As a scholar of color who neither claims expertise as a result of being black nor writes from a black perspective,' I read with interest Professor Randall Kennedy's provocative article, Racial Critiques of legal academia. In Racial Critiques, Professor Kennedy challenges the claims of a trio of legal scholars of color that they and other scholars of color are partially excluded from legal academic discourse because of their race and, more importantly, that they have a unique, distinctive voice that speaks to certain color-related issues better than the voices of majority-that is, white scholars.

 One might assume that I agree with Racial Critiques's challenge because I do not speak from a perspective of color, and that a scholar of color who speaks from the perspective of color will vehemently disagree with the tenor and motivations of Kennedy's challenge. Instead, I propose a new analysis, based not on objective truths, but on the reality of subjective perceptions. In my view, Kennedy has done both a great service and disservice to all scholars of color who write from a perspective of color. Kennedy's work raises the question whether scholars of color employ a distinctive or privileged voice when speaking to matters of color, and, if so, how should we evaluate such scholarship. Kennedy's negative treatment of the voice of color is unfortunate and a disservice to scholars of color, and particularly Professors Derrick Bell, Richard Delgado, and Mar Matsuda, whom I shall call "the trio of voices."
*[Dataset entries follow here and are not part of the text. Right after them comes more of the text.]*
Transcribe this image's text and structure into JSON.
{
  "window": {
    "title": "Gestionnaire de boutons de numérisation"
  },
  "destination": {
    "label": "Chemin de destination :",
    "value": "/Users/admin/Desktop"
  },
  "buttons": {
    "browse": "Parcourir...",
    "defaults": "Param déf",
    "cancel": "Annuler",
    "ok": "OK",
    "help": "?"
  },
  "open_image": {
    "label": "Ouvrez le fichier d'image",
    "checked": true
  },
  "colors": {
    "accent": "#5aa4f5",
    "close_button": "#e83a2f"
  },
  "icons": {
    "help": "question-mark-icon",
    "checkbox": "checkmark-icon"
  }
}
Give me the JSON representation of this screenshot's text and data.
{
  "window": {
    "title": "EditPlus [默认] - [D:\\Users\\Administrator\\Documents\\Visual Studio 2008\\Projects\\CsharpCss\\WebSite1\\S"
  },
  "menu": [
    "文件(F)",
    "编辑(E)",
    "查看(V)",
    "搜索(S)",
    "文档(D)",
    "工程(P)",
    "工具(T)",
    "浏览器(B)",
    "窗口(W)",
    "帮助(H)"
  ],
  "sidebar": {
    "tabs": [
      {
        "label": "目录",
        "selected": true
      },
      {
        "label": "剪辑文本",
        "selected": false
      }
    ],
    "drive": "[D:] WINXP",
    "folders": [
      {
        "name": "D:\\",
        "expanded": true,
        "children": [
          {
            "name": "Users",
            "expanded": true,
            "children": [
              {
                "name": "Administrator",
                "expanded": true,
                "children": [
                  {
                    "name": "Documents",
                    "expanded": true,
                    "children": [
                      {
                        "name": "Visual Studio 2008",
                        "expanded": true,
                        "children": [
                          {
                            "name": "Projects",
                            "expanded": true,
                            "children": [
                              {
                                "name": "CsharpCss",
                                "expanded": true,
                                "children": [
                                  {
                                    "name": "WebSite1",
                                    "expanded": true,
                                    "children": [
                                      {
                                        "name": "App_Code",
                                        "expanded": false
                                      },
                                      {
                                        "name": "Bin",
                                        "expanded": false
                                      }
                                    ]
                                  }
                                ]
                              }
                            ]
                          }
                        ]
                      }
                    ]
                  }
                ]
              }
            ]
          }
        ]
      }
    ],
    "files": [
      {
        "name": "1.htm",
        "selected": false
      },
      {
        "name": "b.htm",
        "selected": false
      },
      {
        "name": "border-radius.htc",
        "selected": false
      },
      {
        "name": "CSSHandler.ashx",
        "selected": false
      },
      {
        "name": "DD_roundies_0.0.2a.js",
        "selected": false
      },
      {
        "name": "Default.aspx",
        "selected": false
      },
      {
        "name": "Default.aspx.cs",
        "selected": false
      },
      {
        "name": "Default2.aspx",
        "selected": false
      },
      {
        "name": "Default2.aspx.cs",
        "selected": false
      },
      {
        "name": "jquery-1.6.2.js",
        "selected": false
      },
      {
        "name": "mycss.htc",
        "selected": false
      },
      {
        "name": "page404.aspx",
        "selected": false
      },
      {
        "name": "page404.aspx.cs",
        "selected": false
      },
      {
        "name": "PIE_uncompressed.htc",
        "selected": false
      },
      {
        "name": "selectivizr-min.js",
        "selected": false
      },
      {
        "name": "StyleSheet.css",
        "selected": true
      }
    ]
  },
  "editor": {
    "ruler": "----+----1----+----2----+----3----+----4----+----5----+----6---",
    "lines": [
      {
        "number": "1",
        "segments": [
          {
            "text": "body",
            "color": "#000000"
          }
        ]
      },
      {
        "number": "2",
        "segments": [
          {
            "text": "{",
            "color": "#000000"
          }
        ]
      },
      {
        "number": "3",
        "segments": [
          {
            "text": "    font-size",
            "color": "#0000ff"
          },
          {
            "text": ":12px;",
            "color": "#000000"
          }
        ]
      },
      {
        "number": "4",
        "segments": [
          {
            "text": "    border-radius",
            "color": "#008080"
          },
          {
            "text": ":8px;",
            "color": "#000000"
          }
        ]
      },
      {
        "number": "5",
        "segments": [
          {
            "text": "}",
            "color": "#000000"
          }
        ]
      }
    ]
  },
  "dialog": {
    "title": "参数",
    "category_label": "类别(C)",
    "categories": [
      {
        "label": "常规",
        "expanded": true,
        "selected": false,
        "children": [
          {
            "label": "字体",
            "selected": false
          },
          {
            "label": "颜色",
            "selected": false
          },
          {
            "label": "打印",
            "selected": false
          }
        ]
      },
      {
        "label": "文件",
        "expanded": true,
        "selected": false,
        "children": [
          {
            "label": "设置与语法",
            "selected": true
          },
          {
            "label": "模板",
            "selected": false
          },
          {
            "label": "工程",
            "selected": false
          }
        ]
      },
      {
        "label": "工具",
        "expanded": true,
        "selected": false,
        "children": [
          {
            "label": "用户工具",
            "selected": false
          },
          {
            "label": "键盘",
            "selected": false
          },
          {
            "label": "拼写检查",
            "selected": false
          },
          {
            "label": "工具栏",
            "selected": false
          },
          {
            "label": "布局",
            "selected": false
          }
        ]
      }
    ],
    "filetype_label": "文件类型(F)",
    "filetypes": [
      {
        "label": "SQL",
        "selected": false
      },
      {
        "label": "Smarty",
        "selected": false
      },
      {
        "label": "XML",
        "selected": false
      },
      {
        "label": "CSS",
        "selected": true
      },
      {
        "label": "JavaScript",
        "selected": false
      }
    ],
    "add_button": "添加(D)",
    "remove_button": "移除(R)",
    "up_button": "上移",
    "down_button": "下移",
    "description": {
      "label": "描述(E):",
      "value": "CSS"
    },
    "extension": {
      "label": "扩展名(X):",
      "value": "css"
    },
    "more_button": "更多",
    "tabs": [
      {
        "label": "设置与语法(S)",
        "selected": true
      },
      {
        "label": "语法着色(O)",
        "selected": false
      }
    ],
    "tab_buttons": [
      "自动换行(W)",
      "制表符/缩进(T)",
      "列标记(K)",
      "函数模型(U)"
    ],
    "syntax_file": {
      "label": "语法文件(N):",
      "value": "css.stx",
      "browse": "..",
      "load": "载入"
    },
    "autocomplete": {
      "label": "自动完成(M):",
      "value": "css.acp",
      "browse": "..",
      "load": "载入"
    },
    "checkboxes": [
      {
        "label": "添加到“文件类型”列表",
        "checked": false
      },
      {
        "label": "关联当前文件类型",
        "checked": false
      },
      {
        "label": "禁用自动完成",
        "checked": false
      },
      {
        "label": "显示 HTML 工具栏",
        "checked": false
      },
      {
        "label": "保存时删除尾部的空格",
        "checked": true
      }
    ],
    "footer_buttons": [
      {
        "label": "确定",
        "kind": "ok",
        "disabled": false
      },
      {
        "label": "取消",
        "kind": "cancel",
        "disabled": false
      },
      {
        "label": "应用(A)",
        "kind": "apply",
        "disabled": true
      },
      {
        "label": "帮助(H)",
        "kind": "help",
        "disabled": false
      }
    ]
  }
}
Alex M. Johnson Jr., <em>Racial Critiques of Legal Academia</em>: A Reply in Favor of Context, 43 Stanford Law Review, 137–165 (1990).